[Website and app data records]
= Beginning of Section =

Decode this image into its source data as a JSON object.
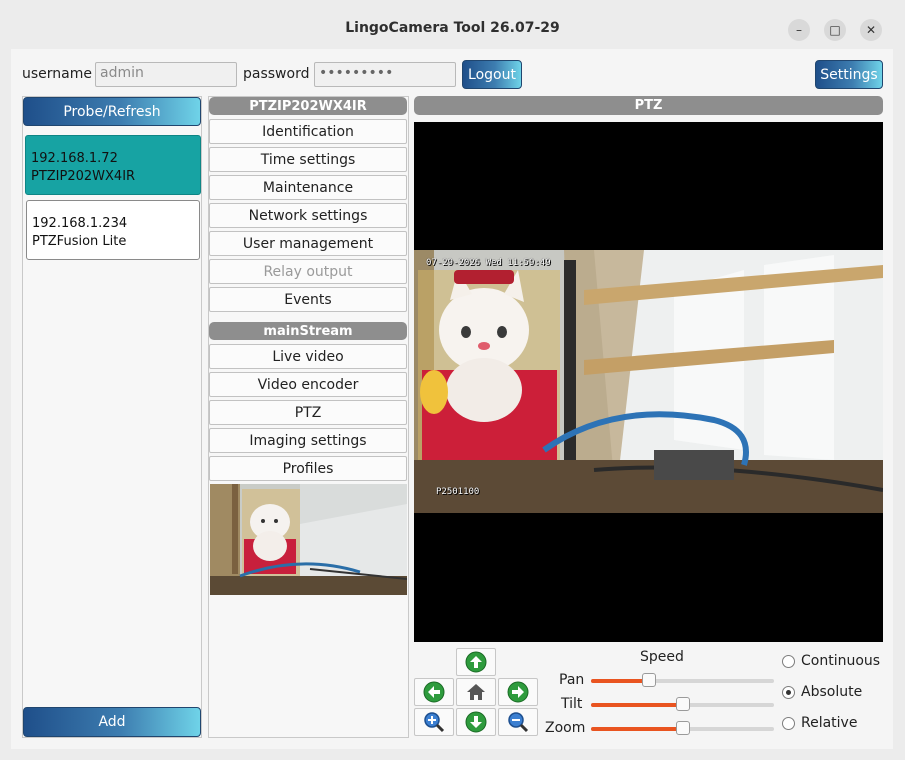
{
  "window": {
    "title": "LingoCamera Tool 26.07-29",
    "minimize_glyph": "–",
    "maximize_glyph": "□",
    "close_glyph": "✕"
  },
  "login": {
    "username_label": "username",
    "username_value": "admin",
    "password_label": "password",
    "password_value": "•••••••••",
    "logout_label": "Logout",
    "settings_label": "Settings"
  },
  "devices": {
    "probe_label": "Probe/Refresh",
    "add_label": "Add",
    "items": [
      {
        "ip": "192.168.1.72",
        "model": "PTZIP202WX4IR",
        "selected": true
      },
      {
        "ip": "192.168.1.234",
        "model": "PTZFusion Lite",
        "selected": false
      }
    ]
  },
  "menu": {
    "device_header": "PTZIP202WX4IR",
    "device_items": [
      {
        "label": "Identification",
        "enabled": true
      },
      {
        "label": "Time settings",
        "enabled": true
      },
      {
        "label": "Maintenance",
        "enabled": true
      },
      {
        "label": "Network settings",
        "enabled": true
      },
      {
        "label": "User management",
        "enabled": true
      },
      {
        "label": "Relay output",
        "enabled": false
      },
      {
        "label": "Events",
        "enabled": true
      }
    ],
    "stream_header": "mainStream",
    "stream_items": [
      {
        "label": "Live video",
        "enabled": true
      },
      {
        "label": "Video encoder",
        "enabled": true
      },
      {
        "label": "PTZ",
        "enabled": true
      },
      {
        "label": "Imaging settings",
        "enabled": true
      },
      {
        "label": "Profiles",
        "enabled": true
      }
    ]
  },
  "ptz": {
    "header": "PTZ",
    "osd_time": "07-29-2026 Wed 11:59:49",
    "osd_name": "P2501100",
    "speed_label": "Speed",
    "pan_label": "Pan",
    "tilt_label": "Tilt",
    "zoom_label": "Zoom",
    "pan_fraction": 0.3,
    "tilt_fraction": 0.5,
    "zoom_fraction": 0.5,
    "modes": [
      {
        "label": "Continuous",
        "checked": false
      },
      {
        "label": "Absolute",
        "checked": true
      },
      {
        "label": "Relative",
        "checked": false
      }
    ],
    "icons": [
      "up-arrow-icon",
      "left-arrow-icon",
      "home-icon",
      "right-arrow-icon",
      "zoom-in-icon",
      "down-arrow-icon",
      "zoom-out-icon"
    ]
  }
}
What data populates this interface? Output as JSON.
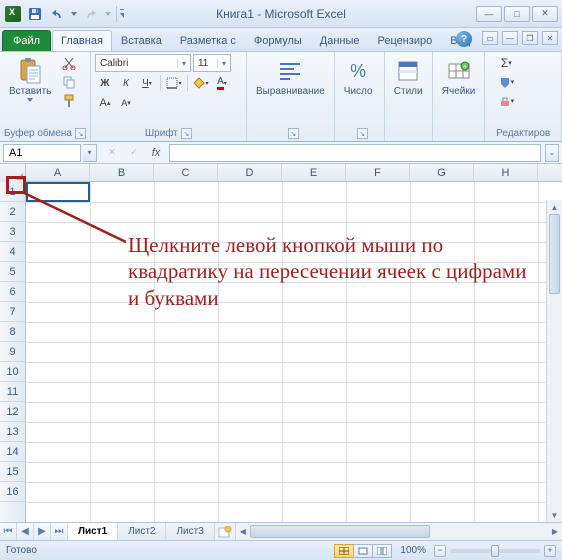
{
  "title": "Книга1 - Microsoft Excel",
  "tabs": {
    "file": "Файл",
    "items": [
      "Главная",
      "Вставка",
      "Разметка с",
      "Формулы",
      "Данные",
      "Рецензиро",
      "Вид"
    ],
    "active": 0
  },
  "ribbon": {
    "clipboard": {
      "paste": "Вставить",
      "label": "Буфер обмена"
    },
    "font": {
      "label": "Шрифт",
      "name": "Calibri",
      "size": "11"
    },
    "alignment": {
      "label": "Выравнивание"
    },
    "number": {
      "label": "Число"
    },
    "styles": {
      "label": "Стили"
    },
    "cells": {
      "label": "Ячейки"
    },
    "editing": {
      "label": "Редактиров"
    }
  },
  "name_box": "A1",
  "fx_label": "fx",
  "columns": [
    "A",
    "B",
    "C",
    "D",
    "E",
    "F",
    "G",
    "H"
  ],
  "rows": [
    "1",
    "2",
    "3",
    "4",
    "5",
    "6",
    "7",
    "8",
    "9",
    "10",
    "11",
    "12",
    "13",
    "14",
    "15",
    "16"
  ],
  "sheets": {
    "items": [
      "Лист1",
      "Лист2",
      "Лист3"
    ],
    "active": 0
  },
  "status": {
    "ready": "Готово",
    "zoom": "100%"
  },
  "annotation": "Щелкните левой кнопкой мыши по квадратику на пересечении ячеек с цифрами и буквами"
}
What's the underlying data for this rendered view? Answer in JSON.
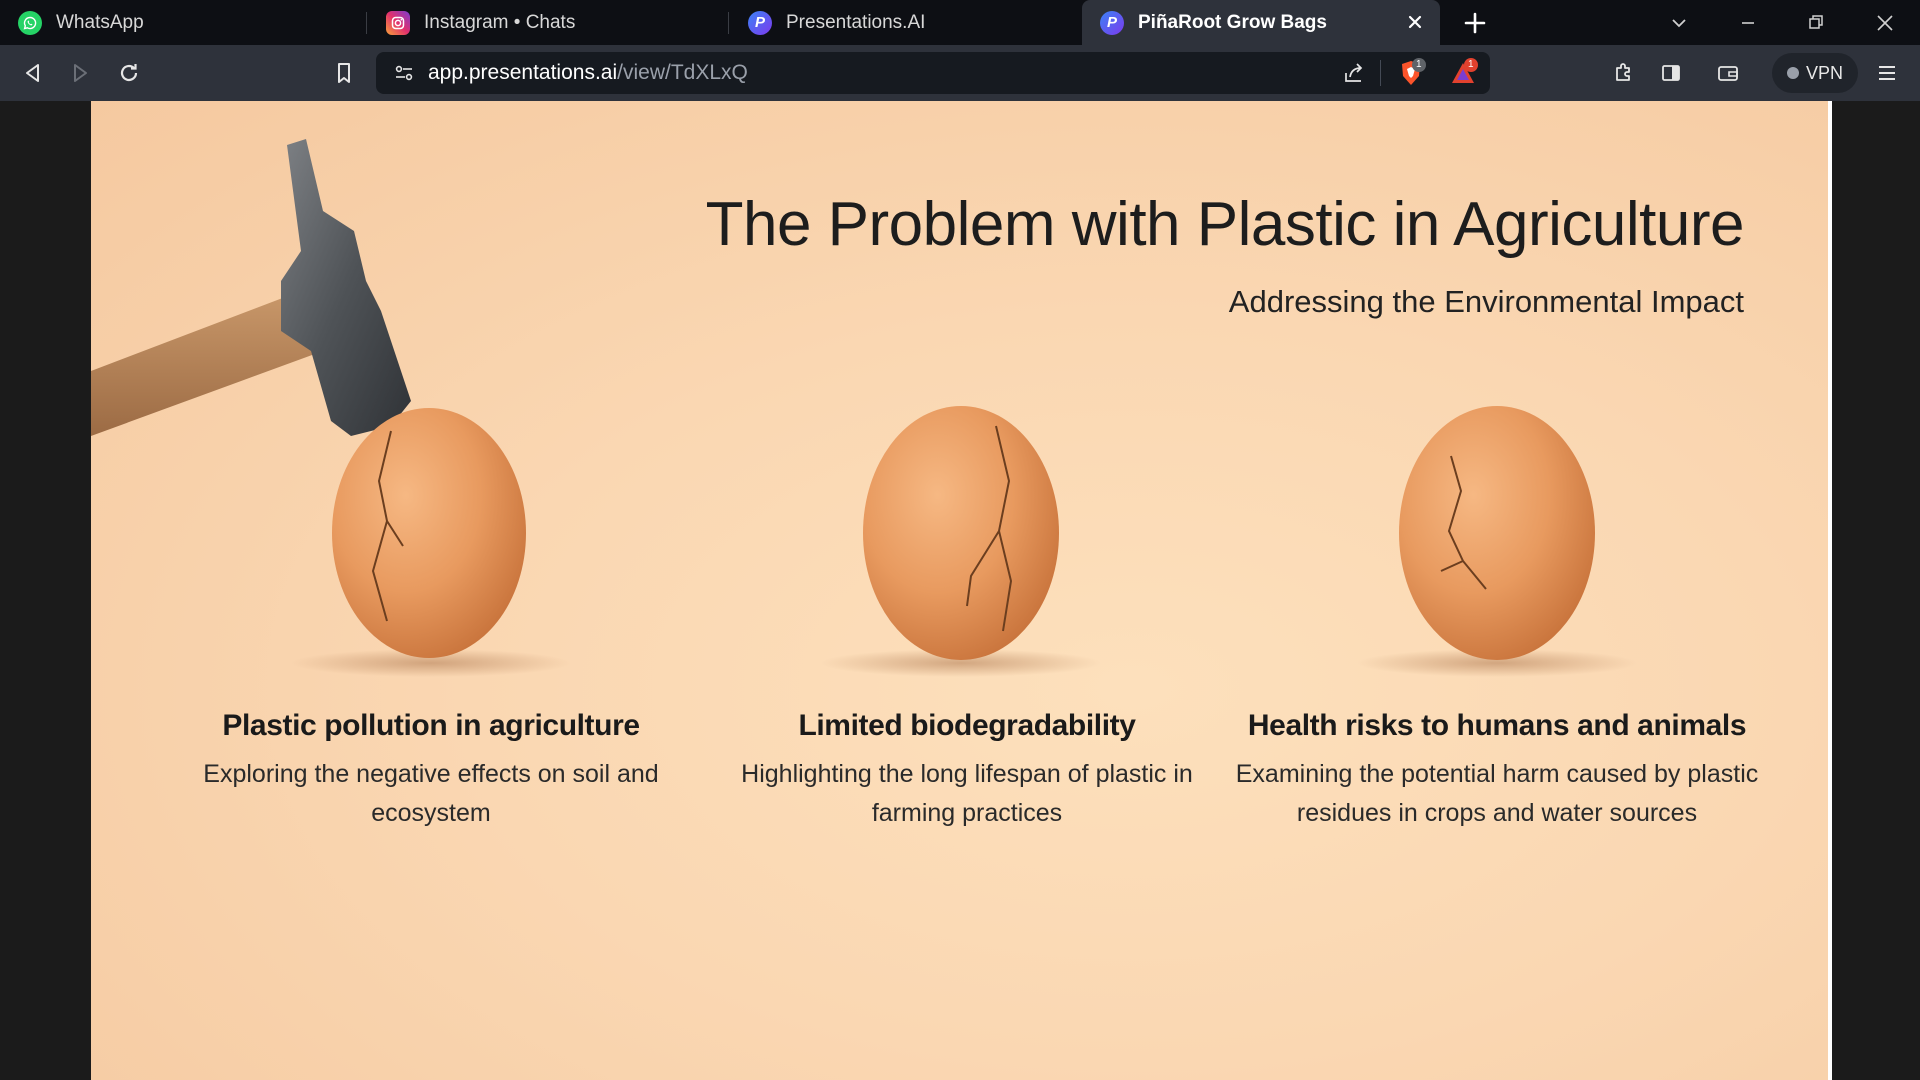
{
  "browser": {
    "tabs": [
      {
        "label": "WhatsApp",
        "icon": "whatsapp-icon",
        "active": false
      },
      {
        "label": "Instagram • Chats",
        "icon": "instagram-icon",
        "active": false
      },
      {
        "label": "Presentations.AI",
        "icon": "presentations-ai-icon",
        "active": false
      },
      {
        "label": "PiñaRoot Grow Bags",
        "icon": "presentations-ai-icon",
        "active": true
      }
    ],
    "url": {
      "domain": "app.presentations.ai",
      "path": "/view/TdXLxQ"
    },
    "brave_shields_count": "1",
    "rewards_count": "1",
    "vpn_label": "VPN"
  },
  "slide": {
    "title": "The Problem with Plastic in Agriculture",
    "subtitle": "Addressing the Environmental Impact",
    "columns": [
      {
        "heading": "Plastic pollution in agriculture",
        "body": "Exploring the negative effects on soil and ecosystem"
      },
      {
        "heading": "Limited biodegradability",
        "body": "Highlighting the long lifespan of plastic in farming practices"
      },
      {
        "heading": "Health risks to humans and animals",
        "body": "Examining the potential harm caused by plastic residues in crops and water sources"
      }
    ]
  },
  "colors": {
    "tabstrip_bg": "#0d0f14",
    "toolbar_bg": "#2e323b",
    "slide_bg": "#fad7b2",
    "egg": "#e89a5f"
  }
}
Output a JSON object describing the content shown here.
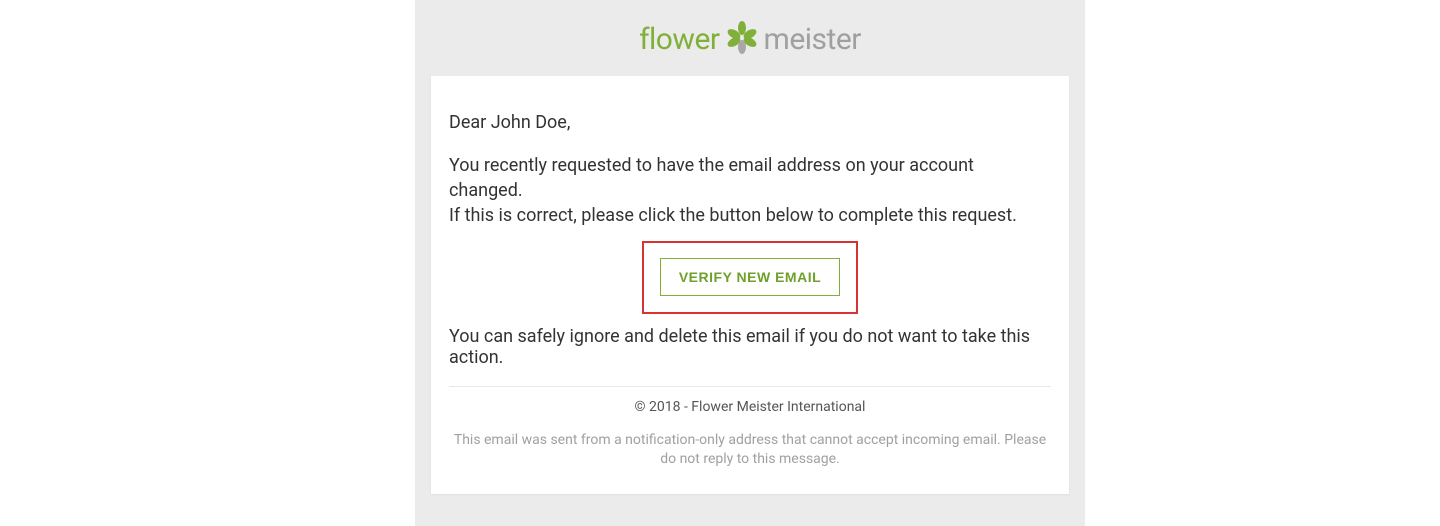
{
  "logo": {
    "part1": "flower",
    "part2": "meister"
  },
  "greeting": "Dear John Doe,",
  "message_line1": "You recently requested to have the email address on your account changed.",
  "message_line2": "If this is correct, please click the button below to complete this request.",
  "verify_button_label": "VERIFY NEW EMAIL",
  "ignore_text": "You can safely ignore and delete this email if you do not want to take this action.",
  "copyright": "© 2018 - Flower Meister International",
  "disclaimer": "This email was sent from a notification-only address that cannot accept incoming email. Please do not reply to this message."
}
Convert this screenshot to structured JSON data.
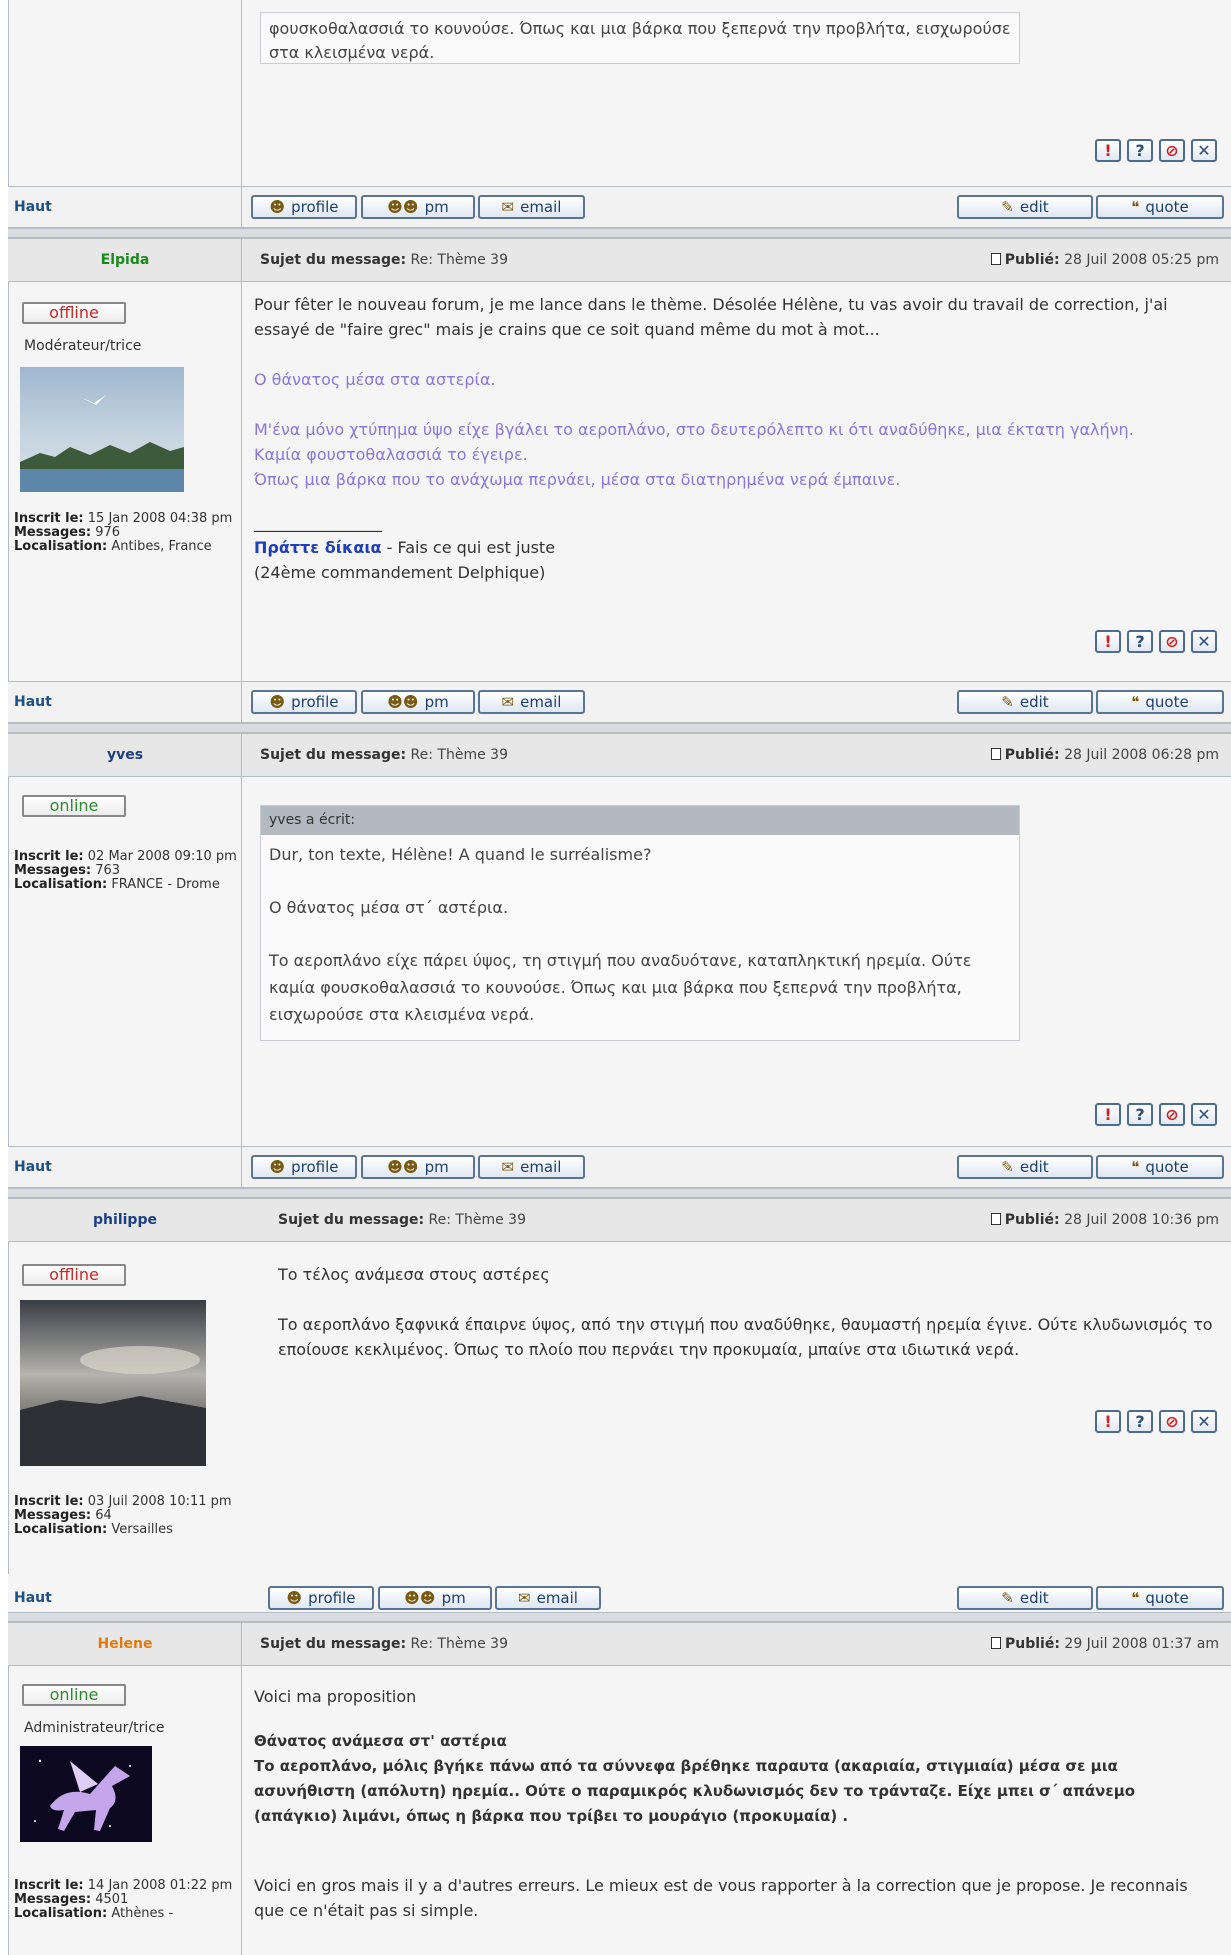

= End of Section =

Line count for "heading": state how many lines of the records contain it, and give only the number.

3